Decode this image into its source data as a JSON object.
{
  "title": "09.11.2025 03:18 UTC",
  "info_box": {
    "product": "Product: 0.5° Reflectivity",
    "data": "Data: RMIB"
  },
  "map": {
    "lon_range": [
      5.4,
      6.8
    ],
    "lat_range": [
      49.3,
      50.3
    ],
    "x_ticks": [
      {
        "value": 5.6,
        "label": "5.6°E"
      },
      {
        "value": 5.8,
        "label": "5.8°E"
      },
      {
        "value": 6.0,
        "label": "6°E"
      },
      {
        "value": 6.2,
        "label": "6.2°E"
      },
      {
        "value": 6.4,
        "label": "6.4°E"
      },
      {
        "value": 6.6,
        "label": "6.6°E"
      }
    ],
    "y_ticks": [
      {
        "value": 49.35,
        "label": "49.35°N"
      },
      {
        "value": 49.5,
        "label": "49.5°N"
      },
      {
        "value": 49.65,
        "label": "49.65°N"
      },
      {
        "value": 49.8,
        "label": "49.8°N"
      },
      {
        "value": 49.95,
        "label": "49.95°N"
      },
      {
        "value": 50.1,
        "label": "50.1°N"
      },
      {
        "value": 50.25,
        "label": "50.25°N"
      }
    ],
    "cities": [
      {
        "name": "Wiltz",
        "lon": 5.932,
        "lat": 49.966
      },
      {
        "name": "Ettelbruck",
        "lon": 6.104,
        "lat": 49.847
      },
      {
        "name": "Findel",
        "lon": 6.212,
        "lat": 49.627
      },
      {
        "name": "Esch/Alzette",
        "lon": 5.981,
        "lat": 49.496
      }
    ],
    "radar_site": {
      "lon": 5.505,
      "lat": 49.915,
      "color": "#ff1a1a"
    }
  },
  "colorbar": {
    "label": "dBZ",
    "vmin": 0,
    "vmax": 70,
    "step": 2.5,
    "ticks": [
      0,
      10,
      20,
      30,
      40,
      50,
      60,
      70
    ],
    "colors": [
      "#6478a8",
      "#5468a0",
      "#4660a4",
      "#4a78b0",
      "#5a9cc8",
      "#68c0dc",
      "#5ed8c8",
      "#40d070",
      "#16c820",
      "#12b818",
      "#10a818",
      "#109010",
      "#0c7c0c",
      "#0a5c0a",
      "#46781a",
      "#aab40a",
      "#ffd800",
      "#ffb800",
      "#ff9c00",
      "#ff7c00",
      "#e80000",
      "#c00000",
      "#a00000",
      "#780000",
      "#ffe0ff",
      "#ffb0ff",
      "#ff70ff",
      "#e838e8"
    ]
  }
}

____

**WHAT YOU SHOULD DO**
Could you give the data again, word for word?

**TASK SOLUTION**
Decode this image into its source data as a JSON object.
{
  "title": "09.11.2025 03:18 UTC",
  "info_box": {
    "product": "Product: 0.5° Reflectivity",
    "data": "Data: RMIB"
  },
  "map": {
    "lon_range": [
      5.4,
      6.8
    ],
    "lat_range": [
      49.3,
      50.3
    ],
    "x_ticks": [
      {
        "value": 5.6,
        "label": "5.6°E"
      },
      {
        "value": 5.8,
        "label": "5.8°E"
      },
      {
        "value": 6.0,
        "label": "6°E"
      },
      {
        "value": 6.2,
        "label": "6.2°E"
      },
      {
        "value": 6.4,
        "label": "6.4°E"
      },
      {
        "value": 6.6,
        "label": "6.6°E"
      }
    ],
    "y_ticks": [
      {
        "value": 49.35,
        "label": "49.35°N"
      },
      {
        "value": 49.5,
        "label": "49.5°N"
      },
      {
        "value": 49.65,
        "label": "49.65°N"
      },
      {
        "value": 49.8,
        "label": "49.8°N"
      },
      {
        "value": 49.95,
        "label": "49.95°N"
      },
      {
        "value": 50.1,
        "label": "50.1°N"
      },
      {
        "value": 50.25,
        "label": "50.25°N"
      }
    ],
    "cities": [
      {
        "name": "Wiltz",
        "lon": 5.932,
        "lat": 49.966
      },
      {
        "name": "Ettelbruck",
        "lon": 6.104,
        "lat": 49.847
      },
      {
        "name": "Findel",
        "lon": 6.212,
        "lat": 49.627
      },
      {
        "name": "Esch/Alzette",
        "lon": 5.981,
        "lat": 49.496
      }
    ],
    "radar_site": {
      "lon": 5.505,
      "lat": 49.915,
      "color": "#ff1a1a"
    }
  },
  "colorbar": {
    "label": "dBZ",
    "vmin": 0,
    "vmax": 70,
    "step": 2.5,
    "ticks": [
      0,
      10,
      20,
      30,
      40,
      50,
      60,
      70
    ],
    "colors": [
      "#6478a8",
      "#5468a0",
      "#4660a4",
      "#4a78b0",
      "#5a9cc8",
      "#68c0dc",
      "#5ed8c8",
      "#40d070",
      "#16c820",
      "#12b818",
      "#10a818",
      "#109010",
      "#0c7c0c",
      "#0a5c0a",
      "#46781a",
      "#aab40a",
      "#ffd800",
      "#ffb800",
      "#ff9c00",
      "#ff7c00",
      "#e80000",
      "#c00000",
      "#a00000",
      "#780000",
      "#ffe0ff",
      "#ffb0ff",
      "#ff70ff",
      "#e838e8"
    ]
  }
}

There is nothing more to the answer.